WHAT YOU WILL DO> Read the material below and tally how many lines hold the word "title", giving the number and nothing else.

SOURCE INFORMATION>
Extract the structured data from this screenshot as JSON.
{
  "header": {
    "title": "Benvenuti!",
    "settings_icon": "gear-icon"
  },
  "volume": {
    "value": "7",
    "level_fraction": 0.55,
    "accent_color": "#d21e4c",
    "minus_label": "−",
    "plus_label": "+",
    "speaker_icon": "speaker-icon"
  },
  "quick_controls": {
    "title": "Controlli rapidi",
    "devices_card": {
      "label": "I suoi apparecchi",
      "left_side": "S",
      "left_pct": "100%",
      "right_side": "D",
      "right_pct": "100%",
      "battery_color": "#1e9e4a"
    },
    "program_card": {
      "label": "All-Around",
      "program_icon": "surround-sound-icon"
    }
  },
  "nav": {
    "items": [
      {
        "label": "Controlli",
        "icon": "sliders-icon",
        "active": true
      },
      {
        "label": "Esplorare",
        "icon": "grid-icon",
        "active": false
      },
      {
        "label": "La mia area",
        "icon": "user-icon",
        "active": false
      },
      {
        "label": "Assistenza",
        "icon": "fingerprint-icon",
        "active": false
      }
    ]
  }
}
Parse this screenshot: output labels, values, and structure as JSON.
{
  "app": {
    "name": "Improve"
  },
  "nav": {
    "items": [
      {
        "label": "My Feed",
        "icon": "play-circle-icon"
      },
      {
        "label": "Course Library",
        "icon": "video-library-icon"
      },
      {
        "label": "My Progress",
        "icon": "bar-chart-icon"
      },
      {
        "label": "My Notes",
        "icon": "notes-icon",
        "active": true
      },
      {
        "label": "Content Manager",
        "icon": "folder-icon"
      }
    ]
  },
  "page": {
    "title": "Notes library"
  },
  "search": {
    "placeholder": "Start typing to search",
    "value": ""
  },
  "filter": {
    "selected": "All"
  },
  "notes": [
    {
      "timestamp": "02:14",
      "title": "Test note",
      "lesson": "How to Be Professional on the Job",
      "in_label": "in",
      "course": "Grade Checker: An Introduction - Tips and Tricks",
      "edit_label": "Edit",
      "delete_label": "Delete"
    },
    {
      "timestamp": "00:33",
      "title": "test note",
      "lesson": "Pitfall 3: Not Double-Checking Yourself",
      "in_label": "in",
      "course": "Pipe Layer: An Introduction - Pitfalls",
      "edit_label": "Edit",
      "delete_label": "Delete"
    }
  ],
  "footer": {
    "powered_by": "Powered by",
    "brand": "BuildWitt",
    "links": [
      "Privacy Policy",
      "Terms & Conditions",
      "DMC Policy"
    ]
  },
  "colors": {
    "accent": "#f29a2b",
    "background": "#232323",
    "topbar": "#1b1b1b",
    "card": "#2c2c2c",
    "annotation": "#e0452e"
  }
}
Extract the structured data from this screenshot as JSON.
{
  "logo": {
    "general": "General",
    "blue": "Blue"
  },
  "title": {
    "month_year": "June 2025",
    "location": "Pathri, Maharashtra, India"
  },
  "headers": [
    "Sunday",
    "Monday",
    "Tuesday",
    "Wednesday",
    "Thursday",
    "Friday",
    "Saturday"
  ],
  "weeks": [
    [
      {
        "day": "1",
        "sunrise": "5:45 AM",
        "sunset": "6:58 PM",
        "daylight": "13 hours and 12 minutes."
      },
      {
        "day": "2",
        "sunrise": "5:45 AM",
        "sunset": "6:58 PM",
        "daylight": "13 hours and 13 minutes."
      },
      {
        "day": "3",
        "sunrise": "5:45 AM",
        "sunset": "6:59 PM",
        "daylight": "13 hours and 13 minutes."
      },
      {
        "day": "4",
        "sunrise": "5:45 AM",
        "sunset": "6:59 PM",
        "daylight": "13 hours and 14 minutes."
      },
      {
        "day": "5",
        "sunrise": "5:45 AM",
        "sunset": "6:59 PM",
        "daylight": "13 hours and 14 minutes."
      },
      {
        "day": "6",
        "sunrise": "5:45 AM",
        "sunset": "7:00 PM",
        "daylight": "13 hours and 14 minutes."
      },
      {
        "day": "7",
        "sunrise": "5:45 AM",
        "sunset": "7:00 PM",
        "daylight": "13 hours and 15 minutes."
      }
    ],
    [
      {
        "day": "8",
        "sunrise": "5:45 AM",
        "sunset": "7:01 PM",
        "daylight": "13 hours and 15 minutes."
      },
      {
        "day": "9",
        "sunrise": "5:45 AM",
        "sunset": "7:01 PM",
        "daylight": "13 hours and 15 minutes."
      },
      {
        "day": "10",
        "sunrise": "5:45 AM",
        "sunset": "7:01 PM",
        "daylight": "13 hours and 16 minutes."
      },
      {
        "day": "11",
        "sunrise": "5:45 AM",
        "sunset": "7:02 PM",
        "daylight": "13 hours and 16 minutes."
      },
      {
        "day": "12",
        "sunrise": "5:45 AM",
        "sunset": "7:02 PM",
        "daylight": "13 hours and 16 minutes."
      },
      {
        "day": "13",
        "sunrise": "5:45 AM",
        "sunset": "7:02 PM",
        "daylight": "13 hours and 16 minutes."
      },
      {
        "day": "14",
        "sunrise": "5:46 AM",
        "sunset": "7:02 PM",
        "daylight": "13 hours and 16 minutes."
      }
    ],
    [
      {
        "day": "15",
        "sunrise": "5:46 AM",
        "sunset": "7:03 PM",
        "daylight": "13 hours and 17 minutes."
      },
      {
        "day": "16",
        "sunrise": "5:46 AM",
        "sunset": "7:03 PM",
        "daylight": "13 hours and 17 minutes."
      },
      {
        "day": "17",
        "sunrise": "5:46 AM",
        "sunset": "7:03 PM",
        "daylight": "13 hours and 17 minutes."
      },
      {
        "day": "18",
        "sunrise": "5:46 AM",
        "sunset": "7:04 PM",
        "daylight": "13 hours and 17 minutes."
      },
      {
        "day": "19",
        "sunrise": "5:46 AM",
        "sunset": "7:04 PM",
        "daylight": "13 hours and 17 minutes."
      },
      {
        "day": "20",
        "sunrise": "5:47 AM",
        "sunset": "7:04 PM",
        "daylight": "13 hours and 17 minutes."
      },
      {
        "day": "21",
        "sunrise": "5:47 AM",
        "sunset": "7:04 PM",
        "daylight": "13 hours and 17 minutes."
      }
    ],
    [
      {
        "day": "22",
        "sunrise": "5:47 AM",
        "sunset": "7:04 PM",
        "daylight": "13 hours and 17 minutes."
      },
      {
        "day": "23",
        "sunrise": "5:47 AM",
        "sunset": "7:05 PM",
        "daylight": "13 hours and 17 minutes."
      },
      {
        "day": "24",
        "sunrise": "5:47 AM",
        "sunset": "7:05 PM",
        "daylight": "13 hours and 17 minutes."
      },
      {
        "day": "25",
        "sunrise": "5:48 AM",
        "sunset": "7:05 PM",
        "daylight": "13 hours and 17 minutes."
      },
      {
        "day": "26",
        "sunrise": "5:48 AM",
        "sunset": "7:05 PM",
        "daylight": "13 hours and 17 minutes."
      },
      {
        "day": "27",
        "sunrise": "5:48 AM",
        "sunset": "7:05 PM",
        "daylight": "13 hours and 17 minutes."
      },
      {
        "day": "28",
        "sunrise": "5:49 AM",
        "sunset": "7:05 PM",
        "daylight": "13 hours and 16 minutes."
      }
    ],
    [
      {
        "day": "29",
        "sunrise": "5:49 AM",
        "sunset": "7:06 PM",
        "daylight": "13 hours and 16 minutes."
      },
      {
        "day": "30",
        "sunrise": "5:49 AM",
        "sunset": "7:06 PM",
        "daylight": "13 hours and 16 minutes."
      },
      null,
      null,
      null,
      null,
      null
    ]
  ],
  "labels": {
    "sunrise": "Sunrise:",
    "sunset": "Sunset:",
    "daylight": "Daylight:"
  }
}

ANSWER TO THE PROBLEM> 6